Michael smiled. He walked over to her and dropped the bag he had brought with him at her feet. "You'll find everything you'll need in there," he said. "I'll be waiting downstairs."

"What is this?" Nikita asked.

"You'll see." Michael left the perch and walked down the stairs, looking at the operatives moving about. He headed in the direction of his former office, went inside, and closed the door. What he needed was there, waiting for him.

* * * * * * * * * *

Nikita kneeled down, unzipped the bag, and went through its contents. Inside was a short simple dress of ivory silk that tied at the neck, long ivory gloves, a circle of ivory and pink silk flowers with a short veil attached, a bouquet of similar silk flowers, and ivory boots. Nikita sat on the floor for a moment, looking at these items, tears sliding from her eyes one after the other, traveling in silent trails down her cheeks. She didn't know if it was relief or love or hormones or a combination of the three.

She dressed slowly, her hands shaking, finally looking at herself in the glass of the perch. It would do, she thought, and she laughed out loud. She saw that something still remained in the bag, a smaller bag that produced four more items when she opened it: a lovely antique-looking cameo, a glistening diamond bracelet, a cufflink, and a blue garter. Old, new, borrowed, and blue. Michael had thought of everything.

Nikita tossed her old clothes and the small bag into the bigger bag and left it in a corner of the perch.
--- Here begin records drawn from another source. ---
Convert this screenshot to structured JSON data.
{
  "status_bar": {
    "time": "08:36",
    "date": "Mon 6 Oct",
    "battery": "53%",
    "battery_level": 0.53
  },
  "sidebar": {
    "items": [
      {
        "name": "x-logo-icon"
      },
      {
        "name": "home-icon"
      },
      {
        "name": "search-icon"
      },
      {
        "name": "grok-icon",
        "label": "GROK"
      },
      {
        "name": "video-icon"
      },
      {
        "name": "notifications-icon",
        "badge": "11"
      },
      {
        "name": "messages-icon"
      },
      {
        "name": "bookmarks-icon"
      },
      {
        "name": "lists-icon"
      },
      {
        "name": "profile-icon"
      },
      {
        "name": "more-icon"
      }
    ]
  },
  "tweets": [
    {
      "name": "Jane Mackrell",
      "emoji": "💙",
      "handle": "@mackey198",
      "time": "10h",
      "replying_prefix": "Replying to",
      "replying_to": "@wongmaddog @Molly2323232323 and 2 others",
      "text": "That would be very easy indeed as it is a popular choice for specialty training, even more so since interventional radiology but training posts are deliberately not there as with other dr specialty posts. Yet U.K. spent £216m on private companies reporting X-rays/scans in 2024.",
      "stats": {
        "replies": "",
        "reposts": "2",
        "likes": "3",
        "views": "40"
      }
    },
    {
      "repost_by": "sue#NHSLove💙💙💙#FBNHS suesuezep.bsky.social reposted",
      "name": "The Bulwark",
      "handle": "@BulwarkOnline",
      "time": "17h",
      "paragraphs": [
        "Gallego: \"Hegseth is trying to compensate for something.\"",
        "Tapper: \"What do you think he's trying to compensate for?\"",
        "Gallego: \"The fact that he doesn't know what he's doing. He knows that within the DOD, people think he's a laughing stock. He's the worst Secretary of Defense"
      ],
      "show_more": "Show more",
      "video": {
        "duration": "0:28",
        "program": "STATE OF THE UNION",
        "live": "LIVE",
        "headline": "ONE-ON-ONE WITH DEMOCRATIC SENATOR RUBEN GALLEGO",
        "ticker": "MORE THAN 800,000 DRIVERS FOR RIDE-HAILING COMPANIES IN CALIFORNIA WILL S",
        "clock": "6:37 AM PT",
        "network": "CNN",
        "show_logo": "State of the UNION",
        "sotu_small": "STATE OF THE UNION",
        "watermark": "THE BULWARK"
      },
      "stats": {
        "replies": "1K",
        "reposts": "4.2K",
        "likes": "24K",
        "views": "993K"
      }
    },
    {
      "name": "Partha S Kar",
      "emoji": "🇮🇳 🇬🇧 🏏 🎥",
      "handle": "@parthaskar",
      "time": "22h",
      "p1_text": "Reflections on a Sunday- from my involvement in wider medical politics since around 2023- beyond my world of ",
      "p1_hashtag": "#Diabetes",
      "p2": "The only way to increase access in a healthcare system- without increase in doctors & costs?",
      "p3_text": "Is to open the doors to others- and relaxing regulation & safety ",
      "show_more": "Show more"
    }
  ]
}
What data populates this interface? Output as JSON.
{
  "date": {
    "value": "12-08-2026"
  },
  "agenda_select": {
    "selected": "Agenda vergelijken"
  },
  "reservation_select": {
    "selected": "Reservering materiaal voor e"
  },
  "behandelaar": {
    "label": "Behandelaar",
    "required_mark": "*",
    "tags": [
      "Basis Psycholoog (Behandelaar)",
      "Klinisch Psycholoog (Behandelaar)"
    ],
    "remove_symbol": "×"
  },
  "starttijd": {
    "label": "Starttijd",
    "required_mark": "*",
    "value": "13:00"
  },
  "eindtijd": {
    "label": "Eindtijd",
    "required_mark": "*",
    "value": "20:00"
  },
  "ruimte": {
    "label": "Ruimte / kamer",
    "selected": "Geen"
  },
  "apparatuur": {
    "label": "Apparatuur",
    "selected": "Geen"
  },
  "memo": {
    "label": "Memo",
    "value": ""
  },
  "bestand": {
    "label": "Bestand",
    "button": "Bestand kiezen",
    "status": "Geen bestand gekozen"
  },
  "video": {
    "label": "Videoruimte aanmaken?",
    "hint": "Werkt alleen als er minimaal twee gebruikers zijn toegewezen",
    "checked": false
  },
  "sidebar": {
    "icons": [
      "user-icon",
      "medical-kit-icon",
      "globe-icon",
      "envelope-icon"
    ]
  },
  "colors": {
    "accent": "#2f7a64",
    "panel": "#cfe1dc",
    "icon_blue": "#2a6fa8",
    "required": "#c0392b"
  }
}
Then she picked up the bouquet and walked out to the staircase. She saw Michael waiting below dressed in a tuxedo, her beautiful Michael, and he smiled when he saw her, a real, honest smile. She walked down the stairs and over to him, handing the bouquet off to an operative before taking his hands. Lost in his eyes she barely heard the words they recited to one another, barely cared what they were.

They were together now, finally, forever. Only, always.

* * * * * * * * * * * * * * * * * * * *